Ernest Elliot Howarth was born at Ohakune in 1919.  He grew up in Baker Street, Caversham and was educated at Otago Boys High School.  On leaving school he took up an apprenticeship at the Hillside Railway Workshops as a fitter and turner.  He applied and was accepted for a short service commission in the RAF in 1938 and left for Britain in February 1939.

He was classed as a "direct entry recruit" - that is, one with no previous flying experience.  For him and others like him, training was ten weeks at a civilian flying school then a further eight months training with the RAF before being drafted to an operational Squadron.

On the 12th April, 1939, the New Zealanders were met on their arrival at Waterloo Station, London by a throng of newspapermen.  Flashbulbs went off and the two of them whose height was over six feet led to the description of "sunburned giants" by one paper's aerial corespondent.

Howarth joined those who were sent to Yatesbury, a training school run by the Bristol Aircraft Company.  They trained on the Tiger Moth, the standard trainer of the day.  Almost inevitably nicknamed "Digger," Howarth impressed as much with his sporting achievements as his flying proficiency.  He was gazetted as Pilot Officer on January 26, 1940.

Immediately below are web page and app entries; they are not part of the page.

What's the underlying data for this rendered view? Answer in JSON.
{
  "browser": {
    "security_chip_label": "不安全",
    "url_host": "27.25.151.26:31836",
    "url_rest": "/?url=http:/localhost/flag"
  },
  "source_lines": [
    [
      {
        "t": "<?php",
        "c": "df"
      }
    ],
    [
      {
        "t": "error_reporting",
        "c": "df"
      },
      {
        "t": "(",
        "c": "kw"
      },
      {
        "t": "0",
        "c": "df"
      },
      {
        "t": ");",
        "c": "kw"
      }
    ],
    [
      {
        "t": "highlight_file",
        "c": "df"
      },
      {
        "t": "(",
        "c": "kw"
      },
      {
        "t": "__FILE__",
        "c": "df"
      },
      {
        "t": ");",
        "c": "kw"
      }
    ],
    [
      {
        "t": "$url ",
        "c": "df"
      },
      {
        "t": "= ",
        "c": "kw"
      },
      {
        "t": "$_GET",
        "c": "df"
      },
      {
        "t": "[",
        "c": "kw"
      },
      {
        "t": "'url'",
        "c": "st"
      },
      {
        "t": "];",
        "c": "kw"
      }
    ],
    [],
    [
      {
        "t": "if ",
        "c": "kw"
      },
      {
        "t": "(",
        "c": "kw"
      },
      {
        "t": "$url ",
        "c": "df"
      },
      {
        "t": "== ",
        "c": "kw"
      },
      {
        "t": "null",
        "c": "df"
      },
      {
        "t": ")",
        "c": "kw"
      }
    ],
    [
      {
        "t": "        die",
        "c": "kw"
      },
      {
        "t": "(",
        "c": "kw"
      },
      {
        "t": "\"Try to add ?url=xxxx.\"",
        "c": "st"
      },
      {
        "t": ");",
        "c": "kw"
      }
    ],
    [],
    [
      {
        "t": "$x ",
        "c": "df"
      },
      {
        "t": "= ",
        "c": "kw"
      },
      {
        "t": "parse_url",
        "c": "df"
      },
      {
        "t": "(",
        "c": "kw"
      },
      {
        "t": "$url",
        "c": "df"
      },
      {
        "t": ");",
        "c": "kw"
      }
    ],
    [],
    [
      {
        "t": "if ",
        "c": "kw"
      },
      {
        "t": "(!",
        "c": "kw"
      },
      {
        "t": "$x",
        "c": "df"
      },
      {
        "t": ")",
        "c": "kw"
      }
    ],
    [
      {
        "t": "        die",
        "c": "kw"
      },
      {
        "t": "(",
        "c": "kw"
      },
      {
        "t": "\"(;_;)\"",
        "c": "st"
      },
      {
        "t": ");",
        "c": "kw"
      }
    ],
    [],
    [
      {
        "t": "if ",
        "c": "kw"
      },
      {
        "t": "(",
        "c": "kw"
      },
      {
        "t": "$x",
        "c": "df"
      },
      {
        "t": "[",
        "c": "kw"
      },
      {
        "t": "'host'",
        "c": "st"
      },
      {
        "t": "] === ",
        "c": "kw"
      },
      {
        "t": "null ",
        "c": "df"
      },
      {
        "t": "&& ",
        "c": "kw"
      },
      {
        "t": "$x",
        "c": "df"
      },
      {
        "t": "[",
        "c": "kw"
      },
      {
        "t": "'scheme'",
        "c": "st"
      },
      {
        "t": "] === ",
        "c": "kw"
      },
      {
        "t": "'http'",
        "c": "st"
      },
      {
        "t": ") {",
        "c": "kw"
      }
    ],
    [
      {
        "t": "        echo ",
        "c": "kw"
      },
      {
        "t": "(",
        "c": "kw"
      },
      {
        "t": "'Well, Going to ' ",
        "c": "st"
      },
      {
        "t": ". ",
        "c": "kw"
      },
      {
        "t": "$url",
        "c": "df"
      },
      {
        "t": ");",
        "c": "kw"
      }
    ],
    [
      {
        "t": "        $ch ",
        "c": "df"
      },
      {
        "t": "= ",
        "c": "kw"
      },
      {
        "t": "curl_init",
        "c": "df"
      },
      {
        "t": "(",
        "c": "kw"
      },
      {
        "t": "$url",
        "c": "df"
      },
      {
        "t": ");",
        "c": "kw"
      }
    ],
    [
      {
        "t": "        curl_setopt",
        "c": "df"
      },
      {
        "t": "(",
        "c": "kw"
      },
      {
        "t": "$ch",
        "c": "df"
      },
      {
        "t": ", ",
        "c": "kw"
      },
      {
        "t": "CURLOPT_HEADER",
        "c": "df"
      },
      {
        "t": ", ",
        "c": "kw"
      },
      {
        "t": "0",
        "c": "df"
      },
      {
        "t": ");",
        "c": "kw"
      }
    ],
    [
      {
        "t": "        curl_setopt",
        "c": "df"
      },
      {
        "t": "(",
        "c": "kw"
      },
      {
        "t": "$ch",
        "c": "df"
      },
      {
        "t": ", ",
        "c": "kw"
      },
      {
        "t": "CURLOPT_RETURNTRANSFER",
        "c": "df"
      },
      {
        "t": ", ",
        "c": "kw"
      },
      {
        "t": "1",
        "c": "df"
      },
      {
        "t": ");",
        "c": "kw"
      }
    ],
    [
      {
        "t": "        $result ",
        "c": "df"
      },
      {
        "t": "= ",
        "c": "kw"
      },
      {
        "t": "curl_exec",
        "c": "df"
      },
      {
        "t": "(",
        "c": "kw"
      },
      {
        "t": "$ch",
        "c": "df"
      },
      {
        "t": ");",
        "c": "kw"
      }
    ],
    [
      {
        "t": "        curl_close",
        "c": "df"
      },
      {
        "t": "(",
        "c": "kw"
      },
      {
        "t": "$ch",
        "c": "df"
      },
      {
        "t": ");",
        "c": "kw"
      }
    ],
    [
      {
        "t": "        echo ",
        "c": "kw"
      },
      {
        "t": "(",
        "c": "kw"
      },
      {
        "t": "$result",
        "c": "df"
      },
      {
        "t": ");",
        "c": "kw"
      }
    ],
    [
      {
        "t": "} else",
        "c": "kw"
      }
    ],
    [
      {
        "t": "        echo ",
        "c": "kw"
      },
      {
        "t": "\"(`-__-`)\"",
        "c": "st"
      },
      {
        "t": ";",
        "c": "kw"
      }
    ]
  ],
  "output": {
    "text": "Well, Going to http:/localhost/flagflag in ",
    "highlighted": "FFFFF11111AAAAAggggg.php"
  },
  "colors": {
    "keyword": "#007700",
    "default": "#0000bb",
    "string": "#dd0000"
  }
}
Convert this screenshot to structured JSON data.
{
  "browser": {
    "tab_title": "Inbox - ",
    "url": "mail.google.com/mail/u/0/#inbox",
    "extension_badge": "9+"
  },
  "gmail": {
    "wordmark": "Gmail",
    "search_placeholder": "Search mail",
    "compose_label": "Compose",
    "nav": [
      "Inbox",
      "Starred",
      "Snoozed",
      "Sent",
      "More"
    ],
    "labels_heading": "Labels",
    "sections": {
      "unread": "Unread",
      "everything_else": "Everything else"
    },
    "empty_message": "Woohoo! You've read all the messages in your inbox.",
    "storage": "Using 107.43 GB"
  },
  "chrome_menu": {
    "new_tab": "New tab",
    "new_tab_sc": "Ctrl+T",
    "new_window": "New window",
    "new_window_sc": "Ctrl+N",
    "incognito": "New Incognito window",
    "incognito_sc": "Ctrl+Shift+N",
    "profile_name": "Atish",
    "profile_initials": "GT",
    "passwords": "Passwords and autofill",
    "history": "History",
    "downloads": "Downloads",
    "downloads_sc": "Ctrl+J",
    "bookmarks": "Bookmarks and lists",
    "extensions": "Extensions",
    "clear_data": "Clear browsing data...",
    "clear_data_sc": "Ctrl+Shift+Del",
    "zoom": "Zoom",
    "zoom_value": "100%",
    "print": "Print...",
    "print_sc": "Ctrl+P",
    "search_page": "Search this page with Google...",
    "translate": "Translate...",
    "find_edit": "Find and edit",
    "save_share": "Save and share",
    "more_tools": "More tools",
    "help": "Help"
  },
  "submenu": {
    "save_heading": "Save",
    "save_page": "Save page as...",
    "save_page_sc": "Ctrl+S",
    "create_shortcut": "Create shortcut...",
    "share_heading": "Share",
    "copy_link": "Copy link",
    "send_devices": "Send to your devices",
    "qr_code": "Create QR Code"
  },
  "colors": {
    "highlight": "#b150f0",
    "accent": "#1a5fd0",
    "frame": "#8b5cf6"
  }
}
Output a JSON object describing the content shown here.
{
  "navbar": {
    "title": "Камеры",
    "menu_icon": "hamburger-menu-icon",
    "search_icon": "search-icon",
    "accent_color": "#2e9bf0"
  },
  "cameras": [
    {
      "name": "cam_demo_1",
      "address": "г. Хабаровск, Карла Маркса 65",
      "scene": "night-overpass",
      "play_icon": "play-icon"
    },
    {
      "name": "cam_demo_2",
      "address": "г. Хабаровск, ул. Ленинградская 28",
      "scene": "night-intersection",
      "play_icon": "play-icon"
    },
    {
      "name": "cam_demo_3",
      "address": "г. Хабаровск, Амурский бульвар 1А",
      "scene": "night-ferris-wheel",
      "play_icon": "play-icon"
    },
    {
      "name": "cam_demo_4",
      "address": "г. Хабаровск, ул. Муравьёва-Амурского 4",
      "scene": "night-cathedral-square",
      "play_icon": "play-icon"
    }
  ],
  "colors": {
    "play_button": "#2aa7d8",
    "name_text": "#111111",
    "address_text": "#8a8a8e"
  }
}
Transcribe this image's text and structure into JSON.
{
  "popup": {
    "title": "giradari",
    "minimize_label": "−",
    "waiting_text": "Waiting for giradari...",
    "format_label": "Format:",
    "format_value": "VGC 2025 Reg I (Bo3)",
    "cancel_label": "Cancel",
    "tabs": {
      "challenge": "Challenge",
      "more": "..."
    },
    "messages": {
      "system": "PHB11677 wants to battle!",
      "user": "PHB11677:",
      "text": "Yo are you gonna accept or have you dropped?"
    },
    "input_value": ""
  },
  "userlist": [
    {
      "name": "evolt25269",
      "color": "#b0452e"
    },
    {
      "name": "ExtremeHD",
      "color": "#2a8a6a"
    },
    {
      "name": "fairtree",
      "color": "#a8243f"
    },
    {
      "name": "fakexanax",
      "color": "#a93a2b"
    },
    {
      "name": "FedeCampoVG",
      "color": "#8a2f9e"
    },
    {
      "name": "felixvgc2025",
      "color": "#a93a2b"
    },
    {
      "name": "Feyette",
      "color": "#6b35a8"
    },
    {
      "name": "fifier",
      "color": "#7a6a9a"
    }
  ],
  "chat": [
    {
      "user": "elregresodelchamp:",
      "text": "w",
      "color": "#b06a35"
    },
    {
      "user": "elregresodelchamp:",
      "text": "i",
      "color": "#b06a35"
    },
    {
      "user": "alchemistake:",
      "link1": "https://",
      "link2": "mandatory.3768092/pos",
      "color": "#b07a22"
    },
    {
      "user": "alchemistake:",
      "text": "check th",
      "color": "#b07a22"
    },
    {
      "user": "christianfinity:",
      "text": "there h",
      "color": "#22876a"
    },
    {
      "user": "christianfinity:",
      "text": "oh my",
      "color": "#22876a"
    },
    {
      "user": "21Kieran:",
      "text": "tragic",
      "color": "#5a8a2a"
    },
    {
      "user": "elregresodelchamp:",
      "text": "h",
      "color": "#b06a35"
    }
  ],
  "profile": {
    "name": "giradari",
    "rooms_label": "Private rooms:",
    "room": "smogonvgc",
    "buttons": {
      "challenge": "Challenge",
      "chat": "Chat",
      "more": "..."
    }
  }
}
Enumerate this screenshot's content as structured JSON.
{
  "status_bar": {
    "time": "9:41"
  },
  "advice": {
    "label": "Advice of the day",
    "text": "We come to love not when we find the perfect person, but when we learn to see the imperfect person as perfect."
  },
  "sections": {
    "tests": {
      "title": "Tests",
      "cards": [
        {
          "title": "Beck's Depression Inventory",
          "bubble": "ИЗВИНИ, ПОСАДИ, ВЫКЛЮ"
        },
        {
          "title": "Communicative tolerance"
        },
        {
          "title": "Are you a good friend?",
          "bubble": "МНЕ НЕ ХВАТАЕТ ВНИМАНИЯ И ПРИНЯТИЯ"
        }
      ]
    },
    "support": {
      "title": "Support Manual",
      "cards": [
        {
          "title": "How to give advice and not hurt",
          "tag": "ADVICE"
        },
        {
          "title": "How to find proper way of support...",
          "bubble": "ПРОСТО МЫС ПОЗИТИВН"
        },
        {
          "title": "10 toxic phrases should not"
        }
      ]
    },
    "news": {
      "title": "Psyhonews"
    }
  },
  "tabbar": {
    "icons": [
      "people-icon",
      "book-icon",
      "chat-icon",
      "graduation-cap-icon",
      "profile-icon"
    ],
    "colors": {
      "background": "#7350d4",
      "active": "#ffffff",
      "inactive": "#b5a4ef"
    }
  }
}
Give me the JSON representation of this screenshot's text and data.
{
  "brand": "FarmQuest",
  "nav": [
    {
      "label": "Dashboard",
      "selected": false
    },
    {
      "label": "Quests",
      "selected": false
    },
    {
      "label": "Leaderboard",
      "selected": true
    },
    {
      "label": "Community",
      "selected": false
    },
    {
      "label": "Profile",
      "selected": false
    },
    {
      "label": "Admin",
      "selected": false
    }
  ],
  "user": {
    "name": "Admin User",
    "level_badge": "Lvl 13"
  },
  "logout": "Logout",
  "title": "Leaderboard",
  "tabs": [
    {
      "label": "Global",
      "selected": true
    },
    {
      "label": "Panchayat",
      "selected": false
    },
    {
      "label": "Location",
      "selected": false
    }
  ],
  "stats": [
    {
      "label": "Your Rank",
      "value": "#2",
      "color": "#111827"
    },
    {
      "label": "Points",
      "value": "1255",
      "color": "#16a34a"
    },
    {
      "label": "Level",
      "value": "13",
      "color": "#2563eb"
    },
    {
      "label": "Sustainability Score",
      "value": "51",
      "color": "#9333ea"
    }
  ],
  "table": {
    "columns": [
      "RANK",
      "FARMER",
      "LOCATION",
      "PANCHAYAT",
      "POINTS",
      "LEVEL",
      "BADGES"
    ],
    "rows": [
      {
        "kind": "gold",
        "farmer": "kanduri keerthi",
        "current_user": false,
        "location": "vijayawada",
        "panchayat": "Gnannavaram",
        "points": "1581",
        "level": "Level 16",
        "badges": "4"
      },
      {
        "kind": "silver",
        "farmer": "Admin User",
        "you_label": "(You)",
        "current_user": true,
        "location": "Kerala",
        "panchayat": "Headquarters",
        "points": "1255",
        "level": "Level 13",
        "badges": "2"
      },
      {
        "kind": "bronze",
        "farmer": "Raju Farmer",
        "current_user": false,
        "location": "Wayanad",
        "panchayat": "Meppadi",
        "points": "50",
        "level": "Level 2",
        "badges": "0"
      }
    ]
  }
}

By that time, he was in France with his Squadron, No. 26, flying the Westland Lysander on tactical reconnaissance missions.  They had arrived in October with the British Expeditionary Force and stayed until May when they returned to Britain and flew reconnaissance, bombing and resupply missions across the English Channel.  By this time, things were looking very grim for the BEF.  German forces had split them from the French and reached the Channel on May 20th and the British were falling back on the ports nearest home.

Key to the defence of the BEF was the port of Calais.  Taking that city would threaten the beaches to the north where troops were massing for evacuation.  The men at Calais knew that there would be no evacuation for them and they fought as hard as they knew.  German forces asked for surrender, it was refused.  The Navy and Air Force did their best to support the troops in Calais, the Navy taking off wounded and using their guns, the Air Force dropping bombs on the enemy and water, food and ammunition to the troops.

On May 27, 38 Lysanders of 26 and 613 Squadrons flew over Calais at dawn to drop ammunition.  Their crews were aware of the danger of their mission and how vital it was to those below.  They did not know that the British soldiers below them had surrendered.  They were sitting ducks for German anti-aircraft guns and three of the twelve crashed.

Ernest Elliot Howarth's Lysander was one of those three. He was 21 years old.

His family were given the news on May 31st when he was listed as "missing, presumed killed."

His official status was altered on March 28th, 1941, to "believed killed."  He was buried in the Calais Southern Cemetery.

Howarth's commemoration on the family stone in Andersons Bay Cemetery

Howarth's Lysander, L6863, on the ramparts of a disused fort at Calais.  Also killed was his gunner, Leading Aircraftman John A. Bolton 

My thanks to Susan Madden-Grey, Curator of the Otago Boys High School museum.